**WHAT IS NEEDED:** Nothing should differ between your output and the entries below.

PROVIDED INFORMATION Block Start

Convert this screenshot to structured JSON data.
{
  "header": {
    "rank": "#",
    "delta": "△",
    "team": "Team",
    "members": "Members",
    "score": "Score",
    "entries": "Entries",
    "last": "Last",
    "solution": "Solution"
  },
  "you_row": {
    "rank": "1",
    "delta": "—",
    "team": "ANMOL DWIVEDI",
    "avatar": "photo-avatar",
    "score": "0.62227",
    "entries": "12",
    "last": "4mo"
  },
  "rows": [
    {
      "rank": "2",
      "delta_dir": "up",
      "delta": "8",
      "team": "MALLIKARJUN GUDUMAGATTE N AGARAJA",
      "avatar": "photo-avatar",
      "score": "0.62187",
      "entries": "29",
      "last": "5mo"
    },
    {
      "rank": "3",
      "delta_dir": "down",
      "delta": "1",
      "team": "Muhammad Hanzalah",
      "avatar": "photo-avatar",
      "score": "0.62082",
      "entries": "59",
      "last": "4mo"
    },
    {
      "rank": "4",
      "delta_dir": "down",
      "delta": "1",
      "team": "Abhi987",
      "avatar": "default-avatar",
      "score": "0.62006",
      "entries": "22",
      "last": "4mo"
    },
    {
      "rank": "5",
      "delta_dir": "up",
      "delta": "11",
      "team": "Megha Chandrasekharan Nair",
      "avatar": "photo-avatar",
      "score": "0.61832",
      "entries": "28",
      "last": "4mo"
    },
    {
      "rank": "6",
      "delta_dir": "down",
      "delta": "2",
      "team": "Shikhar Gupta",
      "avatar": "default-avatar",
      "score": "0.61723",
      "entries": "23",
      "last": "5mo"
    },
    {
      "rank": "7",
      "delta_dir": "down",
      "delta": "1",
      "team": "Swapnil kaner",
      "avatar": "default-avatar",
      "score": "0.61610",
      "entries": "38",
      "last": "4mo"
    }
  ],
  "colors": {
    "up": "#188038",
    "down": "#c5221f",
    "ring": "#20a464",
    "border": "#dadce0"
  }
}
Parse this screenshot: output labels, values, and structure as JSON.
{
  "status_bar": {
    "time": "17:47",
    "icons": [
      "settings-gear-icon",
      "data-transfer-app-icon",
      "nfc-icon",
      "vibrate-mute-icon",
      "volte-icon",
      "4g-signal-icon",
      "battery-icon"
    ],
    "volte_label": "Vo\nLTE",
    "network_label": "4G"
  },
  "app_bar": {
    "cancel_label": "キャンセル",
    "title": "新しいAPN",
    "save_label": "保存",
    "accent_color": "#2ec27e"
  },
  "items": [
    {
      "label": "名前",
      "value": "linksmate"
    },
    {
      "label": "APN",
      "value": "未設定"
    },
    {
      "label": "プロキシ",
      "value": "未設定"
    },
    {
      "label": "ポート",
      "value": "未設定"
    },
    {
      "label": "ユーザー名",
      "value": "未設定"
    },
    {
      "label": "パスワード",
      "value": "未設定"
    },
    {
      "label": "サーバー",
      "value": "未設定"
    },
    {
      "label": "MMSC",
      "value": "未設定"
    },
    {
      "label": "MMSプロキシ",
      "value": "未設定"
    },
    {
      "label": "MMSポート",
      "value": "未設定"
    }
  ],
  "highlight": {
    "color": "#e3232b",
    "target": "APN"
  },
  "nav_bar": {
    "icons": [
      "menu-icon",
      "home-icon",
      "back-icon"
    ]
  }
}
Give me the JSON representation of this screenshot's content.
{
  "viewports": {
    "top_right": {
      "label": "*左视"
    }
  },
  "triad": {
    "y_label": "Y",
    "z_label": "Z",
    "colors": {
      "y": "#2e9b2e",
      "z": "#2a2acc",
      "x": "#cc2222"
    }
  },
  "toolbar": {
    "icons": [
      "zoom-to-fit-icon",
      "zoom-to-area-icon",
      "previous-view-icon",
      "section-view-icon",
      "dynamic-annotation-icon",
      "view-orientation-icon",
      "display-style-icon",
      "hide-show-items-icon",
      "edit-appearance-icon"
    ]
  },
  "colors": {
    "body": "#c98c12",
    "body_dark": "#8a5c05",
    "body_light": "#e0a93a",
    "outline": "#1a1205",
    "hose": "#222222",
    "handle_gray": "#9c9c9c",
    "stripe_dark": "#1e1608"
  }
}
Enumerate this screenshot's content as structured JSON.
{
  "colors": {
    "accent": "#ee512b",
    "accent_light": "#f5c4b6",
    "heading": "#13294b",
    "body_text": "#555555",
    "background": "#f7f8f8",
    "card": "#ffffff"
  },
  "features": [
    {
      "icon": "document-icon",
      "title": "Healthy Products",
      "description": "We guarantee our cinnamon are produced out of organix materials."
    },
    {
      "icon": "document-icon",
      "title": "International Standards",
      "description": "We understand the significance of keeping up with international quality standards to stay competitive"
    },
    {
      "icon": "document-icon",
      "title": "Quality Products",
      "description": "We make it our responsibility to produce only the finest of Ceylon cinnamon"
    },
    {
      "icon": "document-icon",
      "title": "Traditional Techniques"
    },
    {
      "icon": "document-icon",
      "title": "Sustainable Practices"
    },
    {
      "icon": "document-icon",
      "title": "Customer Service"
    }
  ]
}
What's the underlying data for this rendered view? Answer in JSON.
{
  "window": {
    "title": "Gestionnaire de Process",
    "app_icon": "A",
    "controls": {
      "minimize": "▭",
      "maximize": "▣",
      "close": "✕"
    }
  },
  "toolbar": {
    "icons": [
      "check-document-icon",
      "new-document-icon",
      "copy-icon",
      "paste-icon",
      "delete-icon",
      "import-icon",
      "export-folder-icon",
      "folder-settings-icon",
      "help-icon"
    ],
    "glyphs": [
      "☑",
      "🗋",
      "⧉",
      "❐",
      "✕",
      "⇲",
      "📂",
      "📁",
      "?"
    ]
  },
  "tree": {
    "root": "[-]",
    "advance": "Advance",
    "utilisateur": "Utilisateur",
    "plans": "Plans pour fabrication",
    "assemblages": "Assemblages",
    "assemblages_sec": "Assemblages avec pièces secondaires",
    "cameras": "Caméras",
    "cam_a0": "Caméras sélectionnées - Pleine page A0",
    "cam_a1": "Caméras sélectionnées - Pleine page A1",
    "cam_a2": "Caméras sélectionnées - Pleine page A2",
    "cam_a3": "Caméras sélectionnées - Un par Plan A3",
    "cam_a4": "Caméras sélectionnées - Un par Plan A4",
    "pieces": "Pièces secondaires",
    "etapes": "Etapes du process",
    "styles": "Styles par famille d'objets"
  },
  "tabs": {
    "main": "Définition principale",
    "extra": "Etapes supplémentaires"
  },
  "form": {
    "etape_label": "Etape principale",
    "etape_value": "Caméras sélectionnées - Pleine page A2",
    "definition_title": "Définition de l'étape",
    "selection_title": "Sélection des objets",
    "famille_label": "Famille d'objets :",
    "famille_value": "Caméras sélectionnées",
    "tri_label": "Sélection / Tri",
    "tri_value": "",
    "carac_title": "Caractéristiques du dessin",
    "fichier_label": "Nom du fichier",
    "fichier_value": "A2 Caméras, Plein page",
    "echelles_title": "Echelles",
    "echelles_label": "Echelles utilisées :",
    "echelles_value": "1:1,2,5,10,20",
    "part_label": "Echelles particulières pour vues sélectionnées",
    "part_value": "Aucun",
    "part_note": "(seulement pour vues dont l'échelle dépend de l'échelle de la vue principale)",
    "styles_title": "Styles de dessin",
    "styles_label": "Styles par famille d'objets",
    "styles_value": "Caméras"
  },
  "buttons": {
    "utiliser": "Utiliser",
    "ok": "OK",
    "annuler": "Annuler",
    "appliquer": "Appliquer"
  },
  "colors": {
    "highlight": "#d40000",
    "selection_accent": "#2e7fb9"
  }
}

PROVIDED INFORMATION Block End

**EXPECTED OUTPUT:**
Convert this screenshot to structured JSON data.
{
  "header": {
    "rank": "#",
    "delta": "△",
    "team": "Team",
    "members": "Members",
    "score": "Score",
    "entries": "Entries",
    "last": "Last",
    "solution": "Solution"
  },
  "you_row": {
    "rank": "1",
    "delta": "—",
    "team": "ANMOL DWIVEDI",
    "avatar": "photo-avatar",
    "score": "0.62227",
    "entries": "12",
    "last": "4mo"
  },
  "rows": [
    {
      "rank": "2",
      "delta_dir": "up",
      "delta": "8",
      "team": "MALLIKARJUN GUDUMAGATTE N AGARAJA",
      "avatar": "photo-avatar",
      "score": "0.62187",
      "entries": "29",
      "last": "5mo"
    },
    {
      "rank": "3",
      "delta_dir": "down",
      "delta": "1",
      "team": "Muhammad Hanzalah",
      "avatar": "photo-avatar",
      "score": "0.62082",
      "entries": "59",
      "last": "4mo"
    },
    {
      "rank": "4",
      "delta_dir": "down",
      "delta": "1",
      "team": "Abhi987",
      "avatar": "default-avatar",
      "score": "0.62006",
      "entries": "22",
      "last": "4mo"
    },
    {
      "rank": "5",
      "delta_dir": "up",
      "delta": "11",
      "team": "Megha Chandrasekharan Nair",
      "avatar": "photo-avatar",
      "score": "0.61832",
      "entries": "28",
      "last": "4mo"
    },
    {
      "rank": "6",
      "delta_dir": "down",
      "delta": "2",
      "team": "Shikhar Gupta",
      "avatar": "default-avatar",
      "score": "0.61723",
      "entries": "23",
      "last": "5mo"
    },
    {
      "rank": "7",
      "delta_dir": "down",
      "delta": "1",
      "team": "Swapnil kaner",
      "avatar": "default-avatar",
      "score": "0.61610",
      "entries": "38",
      "last": "4mo"
    }
  ],
  "colors": {
    "up": "#188038",
    "down": "#c5221f",
    "ring": "#20a464",
    "border": "#dadce0"
  }
}
Parse this screenshot: output labels, values, and structure as JSON.
{
  "status_bar": {
    "time": "17:47",
    "icons": [
      "settings-gear-icon",
      "data-transfer-app-icon",
      "nfc-icon",
      "vibrate-mute-icon",
      "volte-icon",
      "4g-signal-icon",
      "battery-icon"
    ],
    "volte_label": "Vo\nLTE",
    "network_label": "4G"
  },
  "app_bar": {
    "cancel_label": "キャンセル",
    "title": "新しいAPN",
    "save_label": "保存",
    "accent_color": "#2ec27e"
  },
  "items": [
    {
      "label": "名前",
      "value": "linksmate"
    },
    {
      "label": "APN",
      "value": "未設定"
    },
    {
      "label": "プロキシ",
      "value": "未設定"
    },
    {
      "label": "ポート",
      "value": "未設定"
    },
    {
      "label": "ユーザー名",
      "value": "未設定"
    },
    {
      "label": "パスワード",
      "value": "未設定"
    },
    {
      "label": "サーバー",
      "value": "未設定"
    },
    {
      "label": "MMSC",
      "value": "未設定"
    },
    {
      "label": "MMSプロキシ",
      "value": "未設定"
    },
    {
      "label": "MMSポート",
      "value": "未設定"
    }
  ],
  "highlight": {
    "color": "#e3232b",
    "target": "APN"
  },
  "nav_bar": {
    "icons": [
      "menu-icon",
      "home-icon",
      "back-icon"
    ]
  }
}
Give me the JSON representation of this screenshot's content.
{
  "viewports": {
    "top_right": {
      "label": "*左视"
    }
  },
  "triad": {
    "y_label": "Y",
    "z_label": "Z",
    "colors": {
      "y": "#2e9b2e",
      "z": "#2a2acc",
      "x": "#cc2222"
    }
  },
  "toolbar": {
    "icons": [
      "zoom-to-fit-icon",
      "zoom-to-area-icon",
      "previous-view-icon",
      "section-view-icon",
      "dynamic-annotation-icon",
      "view-orientation-icon",
      "display-style-icon",
      "hide-show-items-icon",
      "edit-appearance-icon"
    ]
  },
  "colors": {
    "body": "#c98c12",
    "body_dark": "#8a5c05",
    "body_light": "#e0a93a",
    "outline": "#1a1205",
    "hose": "#222222",
    "handle_gray": "#9c9c9c",
    "stripe_dark": "#1e1608"
  }
}
Enumerate this screenshot's content as structured JSON.
{
  "colors": {
    "accent": "#ee512b",
    "accent_light": "#f5c4b6",
    "heading": "#13294b",
    "body_text": "#555555",
    "background": "#f7f8f8",
    "card": "#ffffff"
  },
  "features": [
    {
      "icon": "document-icon",
      "title": "Healthy Products",
      "description": "We guarantee our cinnamon are produced out of organix materials."
    },
    {
      "icon": "document-icon",
      "title": "International Standards",
      "description": "We understand the significance of keeping up with international quality standards to stay competitive"
    },
    {
      "icon": "document-icon",
      "title": "Quality Products",
      "description": "We make it our responsibility to produce only the finest of Ceylon cinnamon"
    },
    {
      "icon": "document-icon",
      "title": "Traditional Techniques"
    },
    {
      "icon": "document-icon",
      "title": "Sustainable Practices"
    },
    {
      "icon": "document-icon",
      "title": "Customer Service"
    }
  ]
}
What's the underlying data for this rendered view? Answer in JSON.
{
  "window": {
    "title": "Gestionnaire de Process",
    "app_icon": "A",
    "controls": {
      "minimize": "▭",
      "maximize": "▣",
      "close": "✕"
    }
  },
  "toolbar": {
    "icons": [
      "check-document-icon",
      "new-document-icon",
      "copy-icon",
      "paste-icon",
      "delete-icon",
      "import-icon",
      "export-folder-icon",
      "folder-settings-icon",
      "help-icon"
    ],
    "glyphs": [
      "☑",
      "🗋",
      "⧉",
      "❐",
      "✕",
      "⇲",
      "📂",
      "📁",
      "?"
    ]
  },
  "tree": {
    "root": "[-]",
    "advance": "Advance",
    "utilisateur": "Utilisateur",
    "plans": "Plans pour fabrication",
    "assemblages": "Assemblages",
    "assemblages_sec": "Assemblages avec pièces secondaires",
    "cameras": "Caméras",
    "cam_a0": "Caméras sélectionnées - Pleine page A0",
    "cam_a1": "Caméras sélectionnées - Pleine page A1",
    "cam_a2": "Caméras sélectionnées - Pleine page A2",
    "cam_a3": "Caméras sélectionnées - Un par Plan A3",
    "cam_a4": "Caméras sélectionnées - Un par Plan A4",
    "pieces": "Pièces secondaires",
    "etapes": "Etapes du process",
    "styles": "Styles par famille d'objets"
  },
  "tabs": {
    "main": "Définition principale",
    "extra": "Etapes supplémentaires"
  },
  "form": {
    "etape_label": "Etape principale",
    "etape_value": "Caméras sélectionnées - Pleine page A2",
    "definition_title": "Définition de l'étape",
    "selection_title": "Sélection des objets",
    "famille_label": "Famille d'objets :",
    "famille_value": "Caméras sélectionnées",
    "tri_label": "Sélection / Tri",
    "tri_value": "",
    "carac_title": "Caractéristiques du dessin",
    "fichier_label": "Nom du fichier",
    "fichier_value": "A2 Caméras, Plein page",
    "echelles_title": "Echelles",
    "echelles_label": "Echelles utilisées :",
    "echelles_value": "1:1,2,5,10,20",
    "part_label": "Echelles particulières pour vues sélectionnées",
    "part_value": "Aucun",
    "part_note": "(seulement pour vues dont l'échelle dépend de l'échelle de la vue principale)",
    "styles_title": "Styles de dessin",
    "styles_label": "Styles par famille d'objets",
    "styles_value": "Caméras"
  },
  "buttons": {
    "utiliser": "Utiliser",
    "ok": "OK",
    "annuler": "Annuler",
    "appliquer": "Appliquer"
  },
  "colors": {
    "highlight": "#d40000",
    "selection_accent": "#2e7fb9"
  }
}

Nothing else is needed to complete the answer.